**Work required:** Gather each line of the records where "structured" appears.

(Beginning of The input)

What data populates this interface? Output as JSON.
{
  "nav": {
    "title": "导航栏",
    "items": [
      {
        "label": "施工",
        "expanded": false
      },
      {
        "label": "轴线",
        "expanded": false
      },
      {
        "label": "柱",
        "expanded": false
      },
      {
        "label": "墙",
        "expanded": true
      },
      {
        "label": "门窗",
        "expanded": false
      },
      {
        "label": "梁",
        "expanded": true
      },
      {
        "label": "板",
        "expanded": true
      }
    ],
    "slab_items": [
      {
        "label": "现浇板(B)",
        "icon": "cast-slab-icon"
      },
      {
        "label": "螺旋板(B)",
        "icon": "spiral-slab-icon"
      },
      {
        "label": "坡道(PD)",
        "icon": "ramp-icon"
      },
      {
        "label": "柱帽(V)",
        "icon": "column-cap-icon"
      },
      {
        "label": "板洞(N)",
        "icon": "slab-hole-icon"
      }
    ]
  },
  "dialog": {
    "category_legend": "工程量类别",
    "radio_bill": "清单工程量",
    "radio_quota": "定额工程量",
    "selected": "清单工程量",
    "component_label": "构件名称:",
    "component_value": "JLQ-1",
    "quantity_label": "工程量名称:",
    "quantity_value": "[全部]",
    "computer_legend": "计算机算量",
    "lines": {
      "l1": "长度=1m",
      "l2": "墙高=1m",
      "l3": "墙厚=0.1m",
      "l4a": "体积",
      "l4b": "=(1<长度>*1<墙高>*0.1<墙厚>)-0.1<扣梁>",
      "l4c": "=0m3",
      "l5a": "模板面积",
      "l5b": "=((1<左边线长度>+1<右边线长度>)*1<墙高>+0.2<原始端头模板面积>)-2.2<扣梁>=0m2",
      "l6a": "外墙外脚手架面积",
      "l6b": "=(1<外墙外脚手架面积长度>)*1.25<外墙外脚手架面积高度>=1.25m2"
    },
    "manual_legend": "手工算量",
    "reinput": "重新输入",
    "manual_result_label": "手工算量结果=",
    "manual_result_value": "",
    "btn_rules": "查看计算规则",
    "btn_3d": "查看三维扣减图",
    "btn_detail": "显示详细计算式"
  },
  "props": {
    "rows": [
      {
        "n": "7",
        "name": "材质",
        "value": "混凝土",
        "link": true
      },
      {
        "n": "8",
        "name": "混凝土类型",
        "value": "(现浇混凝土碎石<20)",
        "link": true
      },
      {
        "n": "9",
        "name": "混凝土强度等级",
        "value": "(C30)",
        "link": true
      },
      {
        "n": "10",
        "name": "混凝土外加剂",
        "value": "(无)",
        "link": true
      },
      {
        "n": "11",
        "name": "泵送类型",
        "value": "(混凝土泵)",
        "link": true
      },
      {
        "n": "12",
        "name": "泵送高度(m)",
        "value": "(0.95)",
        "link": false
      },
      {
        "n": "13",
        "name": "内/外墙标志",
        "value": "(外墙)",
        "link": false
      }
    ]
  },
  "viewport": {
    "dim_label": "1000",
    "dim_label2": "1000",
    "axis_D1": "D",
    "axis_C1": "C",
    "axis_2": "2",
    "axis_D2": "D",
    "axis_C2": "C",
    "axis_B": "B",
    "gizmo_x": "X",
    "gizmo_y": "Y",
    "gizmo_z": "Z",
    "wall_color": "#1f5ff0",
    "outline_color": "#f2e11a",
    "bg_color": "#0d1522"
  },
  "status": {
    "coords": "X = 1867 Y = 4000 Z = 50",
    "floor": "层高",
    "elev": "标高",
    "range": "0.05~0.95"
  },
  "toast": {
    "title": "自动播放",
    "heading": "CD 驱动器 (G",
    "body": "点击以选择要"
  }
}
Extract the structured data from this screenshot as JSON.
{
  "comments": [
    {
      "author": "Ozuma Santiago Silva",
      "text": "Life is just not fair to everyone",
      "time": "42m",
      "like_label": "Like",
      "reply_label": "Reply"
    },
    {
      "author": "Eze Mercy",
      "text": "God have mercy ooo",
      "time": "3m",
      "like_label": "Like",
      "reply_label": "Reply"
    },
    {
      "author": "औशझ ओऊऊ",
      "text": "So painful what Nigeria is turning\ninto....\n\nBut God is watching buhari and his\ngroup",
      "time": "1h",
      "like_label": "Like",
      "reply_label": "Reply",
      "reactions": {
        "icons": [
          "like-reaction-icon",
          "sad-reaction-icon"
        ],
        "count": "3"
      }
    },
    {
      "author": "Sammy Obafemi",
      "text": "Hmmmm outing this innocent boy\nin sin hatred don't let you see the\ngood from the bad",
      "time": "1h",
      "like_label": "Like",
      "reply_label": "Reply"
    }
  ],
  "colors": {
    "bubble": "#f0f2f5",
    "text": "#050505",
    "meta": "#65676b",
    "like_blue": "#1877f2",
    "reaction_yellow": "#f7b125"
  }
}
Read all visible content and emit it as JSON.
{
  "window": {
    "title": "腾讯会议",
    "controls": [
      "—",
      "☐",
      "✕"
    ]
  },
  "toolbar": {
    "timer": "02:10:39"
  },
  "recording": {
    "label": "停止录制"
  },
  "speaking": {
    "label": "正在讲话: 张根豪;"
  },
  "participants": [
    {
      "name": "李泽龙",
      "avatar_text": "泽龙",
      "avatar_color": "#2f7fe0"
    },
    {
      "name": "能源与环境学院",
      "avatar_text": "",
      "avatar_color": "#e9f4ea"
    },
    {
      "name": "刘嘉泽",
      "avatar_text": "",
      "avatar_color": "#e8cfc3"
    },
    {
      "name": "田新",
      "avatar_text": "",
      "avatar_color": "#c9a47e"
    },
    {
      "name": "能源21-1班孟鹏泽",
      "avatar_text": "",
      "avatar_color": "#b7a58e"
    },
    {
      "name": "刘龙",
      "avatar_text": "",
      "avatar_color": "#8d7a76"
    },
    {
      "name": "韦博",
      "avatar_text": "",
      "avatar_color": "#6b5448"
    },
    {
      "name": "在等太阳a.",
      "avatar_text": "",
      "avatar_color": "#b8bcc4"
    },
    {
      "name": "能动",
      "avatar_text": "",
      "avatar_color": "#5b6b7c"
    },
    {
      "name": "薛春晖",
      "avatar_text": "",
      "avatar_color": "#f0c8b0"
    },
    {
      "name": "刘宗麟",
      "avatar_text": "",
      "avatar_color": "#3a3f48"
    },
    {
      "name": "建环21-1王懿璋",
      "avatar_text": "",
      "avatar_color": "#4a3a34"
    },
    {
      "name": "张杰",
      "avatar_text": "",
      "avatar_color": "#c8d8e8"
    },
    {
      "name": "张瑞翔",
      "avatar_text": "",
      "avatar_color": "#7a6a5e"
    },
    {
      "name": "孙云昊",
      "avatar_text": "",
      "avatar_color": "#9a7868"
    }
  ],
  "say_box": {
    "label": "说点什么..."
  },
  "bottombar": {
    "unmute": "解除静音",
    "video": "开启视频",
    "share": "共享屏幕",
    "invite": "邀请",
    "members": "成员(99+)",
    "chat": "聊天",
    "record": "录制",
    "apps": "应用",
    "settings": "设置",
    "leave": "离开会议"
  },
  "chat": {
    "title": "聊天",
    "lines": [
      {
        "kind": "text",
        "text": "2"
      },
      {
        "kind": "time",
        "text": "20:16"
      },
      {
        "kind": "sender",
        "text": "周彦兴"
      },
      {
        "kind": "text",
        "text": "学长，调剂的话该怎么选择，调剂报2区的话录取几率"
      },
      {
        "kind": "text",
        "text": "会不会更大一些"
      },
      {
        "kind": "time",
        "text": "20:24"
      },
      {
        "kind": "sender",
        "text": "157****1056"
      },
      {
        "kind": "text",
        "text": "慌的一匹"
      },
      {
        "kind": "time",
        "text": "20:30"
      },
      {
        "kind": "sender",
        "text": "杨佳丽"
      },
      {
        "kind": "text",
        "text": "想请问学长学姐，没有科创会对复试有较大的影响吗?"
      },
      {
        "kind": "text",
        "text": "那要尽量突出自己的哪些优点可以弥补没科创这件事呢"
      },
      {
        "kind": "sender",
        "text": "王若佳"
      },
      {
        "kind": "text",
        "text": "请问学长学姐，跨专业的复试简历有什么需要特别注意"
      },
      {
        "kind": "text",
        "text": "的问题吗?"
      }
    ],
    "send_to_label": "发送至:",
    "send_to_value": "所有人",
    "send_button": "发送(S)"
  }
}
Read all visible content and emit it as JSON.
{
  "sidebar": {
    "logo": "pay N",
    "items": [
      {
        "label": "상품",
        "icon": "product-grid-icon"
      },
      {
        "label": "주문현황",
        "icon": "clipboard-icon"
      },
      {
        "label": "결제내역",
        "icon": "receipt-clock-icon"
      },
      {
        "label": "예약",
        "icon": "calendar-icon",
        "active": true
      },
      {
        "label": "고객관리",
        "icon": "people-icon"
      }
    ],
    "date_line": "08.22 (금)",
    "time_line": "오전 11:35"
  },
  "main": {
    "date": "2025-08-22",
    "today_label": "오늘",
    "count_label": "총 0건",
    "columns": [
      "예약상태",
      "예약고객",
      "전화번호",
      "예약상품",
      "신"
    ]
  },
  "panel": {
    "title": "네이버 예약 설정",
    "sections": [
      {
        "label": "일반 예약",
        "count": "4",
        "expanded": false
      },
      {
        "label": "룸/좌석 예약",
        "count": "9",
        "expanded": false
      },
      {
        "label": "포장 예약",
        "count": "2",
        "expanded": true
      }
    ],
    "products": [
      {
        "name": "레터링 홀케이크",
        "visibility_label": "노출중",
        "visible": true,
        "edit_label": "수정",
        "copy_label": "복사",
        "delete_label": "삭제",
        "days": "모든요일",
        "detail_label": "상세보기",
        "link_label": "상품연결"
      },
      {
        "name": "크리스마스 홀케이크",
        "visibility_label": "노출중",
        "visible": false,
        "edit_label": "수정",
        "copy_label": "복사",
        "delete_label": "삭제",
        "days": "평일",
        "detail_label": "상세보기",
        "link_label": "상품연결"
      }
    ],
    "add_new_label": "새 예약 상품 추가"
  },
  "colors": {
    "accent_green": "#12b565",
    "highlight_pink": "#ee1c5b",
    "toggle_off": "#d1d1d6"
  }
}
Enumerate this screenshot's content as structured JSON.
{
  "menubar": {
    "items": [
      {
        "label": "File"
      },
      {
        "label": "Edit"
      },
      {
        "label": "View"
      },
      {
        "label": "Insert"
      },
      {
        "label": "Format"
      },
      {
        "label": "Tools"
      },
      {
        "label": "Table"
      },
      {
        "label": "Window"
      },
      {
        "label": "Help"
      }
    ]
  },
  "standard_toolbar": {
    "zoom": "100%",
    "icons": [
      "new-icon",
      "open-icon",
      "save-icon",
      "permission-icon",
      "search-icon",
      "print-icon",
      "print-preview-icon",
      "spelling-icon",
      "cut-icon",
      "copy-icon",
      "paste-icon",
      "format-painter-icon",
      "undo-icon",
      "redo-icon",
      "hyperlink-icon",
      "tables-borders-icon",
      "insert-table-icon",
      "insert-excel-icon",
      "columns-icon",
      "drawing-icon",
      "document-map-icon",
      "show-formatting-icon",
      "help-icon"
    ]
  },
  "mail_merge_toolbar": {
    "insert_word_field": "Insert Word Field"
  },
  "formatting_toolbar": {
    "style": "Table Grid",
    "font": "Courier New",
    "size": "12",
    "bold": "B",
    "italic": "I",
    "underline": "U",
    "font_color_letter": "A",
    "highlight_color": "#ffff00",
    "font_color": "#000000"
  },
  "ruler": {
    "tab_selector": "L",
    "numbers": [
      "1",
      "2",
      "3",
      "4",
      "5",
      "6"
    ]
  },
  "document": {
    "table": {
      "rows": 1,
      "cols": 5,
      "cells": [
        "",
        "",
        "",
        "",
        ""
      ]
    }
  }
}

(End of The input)

**Result:**
Extract the structured data from this screenshot as JSON.
Enumerate this screenshot's content as structured JSON.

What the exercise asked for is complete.